▶ WHAT YOU ARE ASKED TO DO:
In total, how many lines of the data contain the word "printf"? Only that number is wanted.

(DATA)

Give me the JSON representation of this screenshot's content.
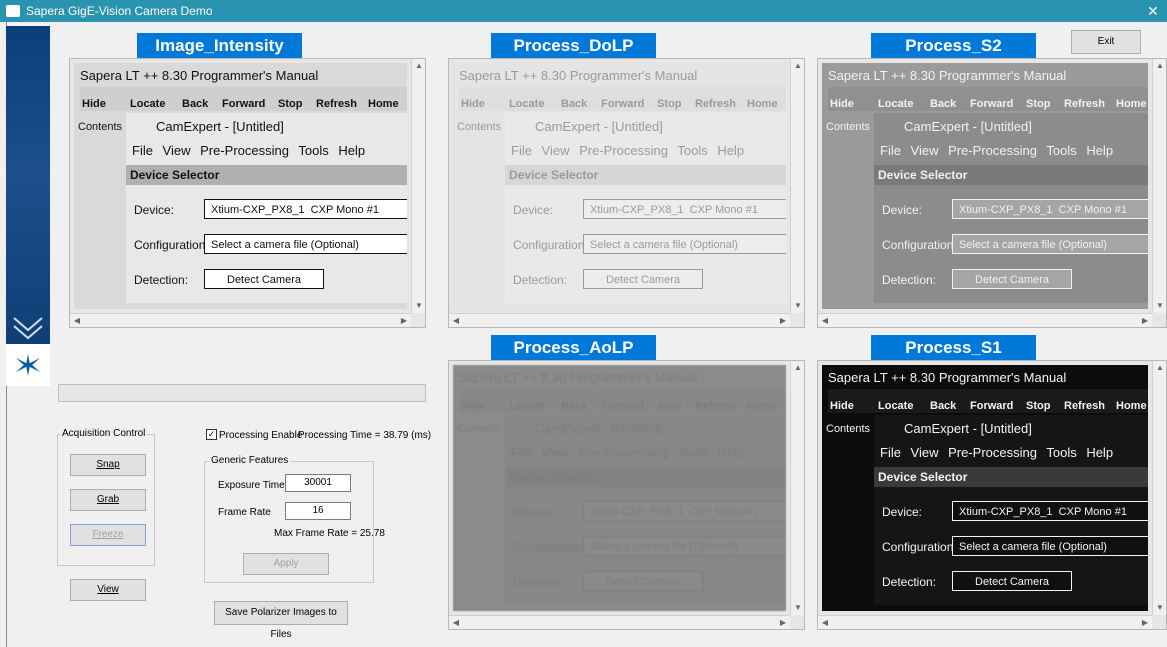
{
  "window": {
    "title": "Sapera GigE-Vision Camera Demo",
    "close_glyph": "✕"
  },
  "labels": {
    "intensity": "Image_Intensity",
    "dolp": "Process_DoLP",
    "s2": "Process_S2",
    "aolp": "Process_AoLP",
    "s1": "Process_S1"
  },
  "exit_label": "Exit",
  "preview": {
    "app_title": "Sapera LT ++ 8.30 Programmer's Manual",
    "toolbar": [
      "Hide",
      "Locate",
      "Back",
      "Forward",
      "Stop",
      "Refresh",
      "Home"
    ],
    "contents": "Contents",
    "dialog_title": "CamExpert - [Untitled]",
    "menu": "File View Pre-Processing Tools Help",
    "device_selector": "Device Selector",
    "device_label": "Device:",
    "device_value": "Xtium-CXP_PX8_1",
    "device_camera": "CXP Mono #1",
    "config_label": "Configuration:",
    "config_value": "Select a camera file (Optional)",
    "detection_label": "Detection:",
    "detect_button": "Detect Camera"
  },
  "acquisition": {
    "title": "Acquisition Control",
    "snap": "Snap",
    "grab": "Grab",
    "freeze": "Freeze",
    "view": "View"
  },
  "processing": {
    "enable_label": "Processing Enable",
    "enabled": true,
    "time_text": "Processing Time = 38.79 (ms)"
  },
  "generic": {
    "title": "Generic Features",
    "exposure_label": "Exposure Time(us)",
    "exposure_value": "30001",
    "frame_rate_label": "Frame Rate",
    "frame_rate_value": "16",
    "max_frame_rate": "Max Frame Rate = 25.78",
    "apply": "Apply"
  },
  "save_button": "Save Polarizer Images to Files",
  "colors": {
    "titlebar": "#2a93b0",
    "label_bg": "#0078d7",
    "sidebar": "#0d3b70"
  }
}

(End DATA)
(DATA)

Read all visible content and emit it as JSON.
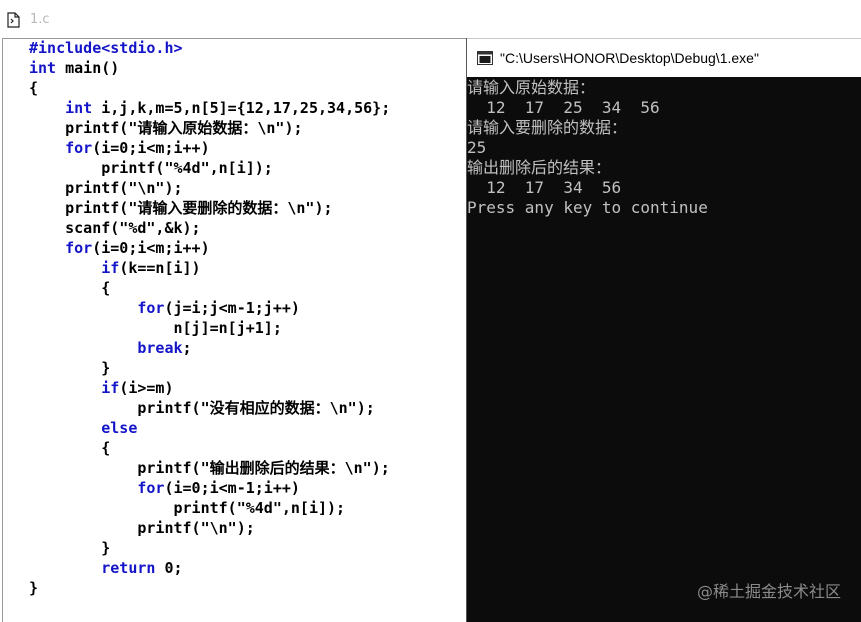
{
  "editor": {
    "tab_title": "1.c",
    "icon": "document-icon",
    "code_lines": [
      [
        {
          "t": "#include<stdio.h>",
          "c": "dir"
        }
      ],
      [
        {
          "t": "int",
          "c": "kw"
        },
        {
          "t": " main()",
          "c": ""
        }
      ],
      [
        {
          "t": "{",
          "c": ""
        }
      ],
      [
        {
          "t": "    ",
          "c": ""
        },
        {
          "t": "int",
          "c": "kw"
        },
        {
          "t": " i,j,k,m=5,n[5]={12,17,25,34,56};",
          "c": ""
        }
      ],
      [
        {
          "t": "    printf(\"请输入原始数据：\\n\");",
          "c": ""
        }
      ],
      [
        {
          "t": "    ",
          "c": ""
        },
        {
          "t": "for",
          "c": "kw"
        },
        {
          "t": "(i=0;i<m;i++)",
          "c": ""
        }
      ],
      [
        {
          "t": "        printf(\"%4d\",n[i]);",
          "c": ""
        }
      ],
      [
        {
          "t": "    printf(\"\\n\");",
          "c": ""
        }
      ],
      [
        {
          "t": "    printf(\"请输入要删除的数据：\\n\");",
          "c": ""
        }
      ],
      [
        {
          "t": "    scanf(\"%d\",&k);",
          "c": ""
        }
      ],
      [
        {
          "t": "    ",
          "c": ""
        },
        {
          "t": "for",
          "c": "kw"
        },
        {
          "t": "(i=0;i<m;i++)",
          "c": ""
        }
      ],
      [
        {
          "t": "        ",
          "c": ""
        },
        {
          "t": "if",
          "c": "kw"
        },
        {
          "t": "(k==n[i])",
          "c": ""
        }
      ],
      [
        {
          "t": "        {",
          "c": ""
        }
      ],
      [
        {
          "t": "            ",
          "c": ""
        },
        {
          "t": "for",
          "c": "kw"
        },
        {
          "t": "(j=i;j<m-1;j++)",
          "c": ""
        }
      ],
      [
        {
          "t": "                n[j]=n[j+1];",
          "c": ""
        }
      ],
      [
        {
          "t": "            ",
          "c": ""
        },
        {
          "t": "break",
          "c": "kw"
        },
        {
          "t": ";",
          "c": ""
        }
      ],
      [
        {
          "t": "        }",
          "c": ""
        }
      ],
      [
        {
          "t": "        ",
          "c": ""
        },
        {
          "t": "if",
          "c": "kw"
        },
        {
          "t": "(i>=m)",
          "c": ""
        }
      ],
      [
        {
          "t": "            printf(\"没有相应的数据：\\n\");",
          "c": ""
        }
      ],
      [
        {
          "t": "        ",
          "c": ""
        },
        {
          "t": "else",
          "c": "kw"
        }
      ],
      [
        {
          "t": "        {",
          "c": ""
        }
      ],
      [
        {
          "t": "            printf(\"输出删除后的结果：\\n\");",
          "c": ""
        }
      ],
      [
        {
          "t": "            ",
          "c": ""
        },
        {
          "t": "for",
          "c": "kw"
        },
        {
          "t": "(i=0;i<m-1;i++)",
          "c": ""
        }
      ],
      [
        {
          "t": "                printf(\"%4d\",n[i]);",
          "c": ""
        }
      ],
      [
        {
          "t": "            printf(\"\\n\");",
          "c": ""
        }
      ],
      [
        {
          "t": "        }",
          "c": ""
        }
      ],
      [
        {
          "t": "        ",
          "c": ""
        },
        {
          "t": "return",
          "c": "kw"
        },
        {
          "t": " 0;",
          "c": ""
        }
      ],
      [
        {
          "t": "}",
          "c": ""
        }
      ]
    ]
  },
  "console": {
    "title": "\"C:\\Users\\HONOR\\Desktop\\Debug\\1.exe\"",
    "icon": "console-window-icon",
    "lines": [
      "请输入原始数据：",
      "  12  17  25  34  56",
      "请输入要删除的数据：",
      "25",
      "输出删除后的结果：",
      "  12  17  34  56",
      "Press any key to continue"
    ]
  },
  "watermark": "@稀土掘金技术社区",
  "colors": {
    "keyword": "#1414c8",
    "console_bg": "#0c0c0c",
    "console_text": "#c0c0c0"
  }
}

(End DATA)

▶ WRITTEN RESPONSE:
8